Benjamin Jun, vice president of technology at Cryptography Research Inc. (CRI), has a message for FPGA designers regarding differential power analysis (DPA) attacks: "In general, if you want to use a key in cryptography and that key is not going to leave the device, this is going to be an issue."
I recently stopped by CRI's headquarters in San Francisco to meet with Jun as well as Carole Coplan, CRI's vice president of business development for tamper resistance solutions and Pankaj Rohatgi, technical director of hardware and security solutions. Rohatgi walked me through some brief demonstrations of DPA attacks.
Using equipment for monitoring power consumption, an attacker can extrapolate the key to a cryptographic code by making guesses of portions of the key and observing whether the guesses cause correlation spikes in the power consumption. If the guess is correct, the power correlation spikesquite noticeably.
If the guess is wrong, the power consumption correlation stays low and an attacker tries new numbers until he or she gets that portion of the key right. Then, they move on the next portion of the key and keep at it until they have the whole thing. The approach uses process of elimination, or what Rohatgi called "divide and conquer."
The thing that most struck me is just how easy to is to spot the power correlation spikes. You don't need a trained eye to spot the variation. There is some upfront work required for characterizing the device, but Rohatgi and Jun said an experienced attacker could extrapolate the key from a device in about 15 minutes. They emphasized that the attack is accomplished while observing a device performing its normal operations.
"The goal of deploying countermeasures is basically to frustrate this process," Jun said. "These aren't theoretical attacks. These are real attacks." He added that there is evidence of attackers using DPA attacks to try to break pay television systems.

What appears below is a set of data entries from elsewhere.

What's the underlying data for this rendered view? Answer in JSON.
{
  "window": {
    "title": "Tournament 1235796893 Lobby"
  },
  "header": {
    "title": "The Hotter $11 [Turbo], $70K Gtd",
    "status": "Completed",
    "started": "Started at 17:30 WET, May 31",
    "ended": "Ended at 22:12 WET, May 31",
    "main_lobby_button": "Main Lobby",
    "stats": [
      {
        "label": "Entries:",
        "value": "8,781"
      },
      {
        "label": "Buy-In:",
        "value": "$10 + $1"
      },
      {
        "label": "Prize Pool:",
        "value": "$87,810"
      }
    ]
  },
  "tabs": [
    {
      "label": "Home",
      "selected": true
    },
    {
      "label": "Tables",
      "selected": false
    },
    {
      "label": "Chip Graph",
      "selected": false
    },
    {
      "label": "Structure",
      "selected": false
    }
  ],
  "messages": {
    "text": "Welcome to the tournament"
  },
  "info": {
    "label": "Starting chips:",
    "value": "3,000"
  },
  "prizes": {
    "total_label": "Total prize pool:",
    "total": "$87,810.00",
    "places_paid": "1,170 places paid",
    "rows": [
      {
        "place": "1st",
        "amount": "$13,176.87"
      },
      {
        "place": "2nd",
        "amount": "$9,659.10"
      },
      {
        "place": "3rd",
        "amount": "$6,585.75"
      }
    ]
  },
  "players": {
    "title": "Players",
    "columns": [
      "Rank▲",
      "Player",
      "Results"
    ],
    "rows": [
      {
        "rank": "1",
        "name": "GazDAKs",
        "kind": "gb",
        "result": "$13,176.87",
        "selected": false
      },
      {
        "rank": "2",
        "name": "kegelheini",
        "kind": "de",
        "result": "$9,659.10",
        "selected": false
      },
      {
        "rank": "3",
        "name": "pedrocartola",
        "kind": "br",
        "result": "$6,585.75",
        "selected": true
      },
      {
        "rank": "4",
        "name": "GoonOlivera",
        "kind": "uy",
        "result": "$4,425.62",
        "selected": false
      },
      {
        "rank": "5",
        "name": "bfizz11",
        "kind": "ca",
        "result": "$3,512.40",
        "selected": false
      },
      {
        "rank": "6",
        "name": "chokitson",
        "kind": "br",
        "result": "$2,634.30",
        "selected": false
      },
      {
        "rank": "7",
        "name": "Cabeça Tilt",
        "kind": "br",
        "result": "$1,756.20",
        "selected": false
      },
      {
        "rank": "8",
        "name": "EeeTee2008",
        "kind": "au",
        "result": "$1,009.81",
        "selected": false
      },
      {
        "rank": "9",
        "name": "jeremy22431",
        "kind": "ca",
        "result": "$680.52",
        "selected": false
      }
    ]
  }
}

|Cryptography Research uses a Sasebo-G board integrated with its workstation to test FPGA images against side channel attacks such as simple power analysis and differential power analysis.|
CRI had successes in the 1990s in the smart card arena, an early target for security threats because in many applications the person in possession of those devices was incentivized to break the code (to get free television channels, for example). The company maintains that its licensed DPA countermeasures are now found in more than 95 percent of smart cards produced annually.
But adoption of CRI's DPA countermeasures in other devices is growing, according to the company.
Last year more than than 4.5 billion security chips were manufactured under license to CRI's semiconductor security technologies, according to the company. Despite the recession, the privately held firm said it was profitable for the fourteenth consecutive year.
IN 2009, Atmel, EM Microelectronic, Inside Contactless, Samsung and ST Microelectronics joined Infineon, NXP and Renesas on the list of chip manufacturers to sign DPA countermeasures licensing agreements with CRI, according to the company. MasterCard in 2009 began requiring that its suppliers have a license from CRI, according to the firm.
CRI says adoption of its DPA countermeasures continued to increase last year in pay television set-top boxes, secure storage devices and mobile phones. In 2010, the company plans to broaden its licensing focus for DPA countermeasures, including additional efforts to enroll manufacturers of hardware for government products, mobile devices and other commercial and consumer products where security is important.
Jun said CRI is in discussions with FPGA vendors, but he could not discuss specific companies. He said the company is trying to educate the FPGA user base on the dangers associated with DPA attacks.
Jun and the other folks at CRI are excited about DPA
resistance being defined in the National Institute of Standards and Technology's FIPS 140-3 security requirements for tamper resistant devices. Jun said this inclusion would broaden awareness of DPA attacks and increase the likelihood of people incorporating countermeasures, even in devices that aren't considered high security threats.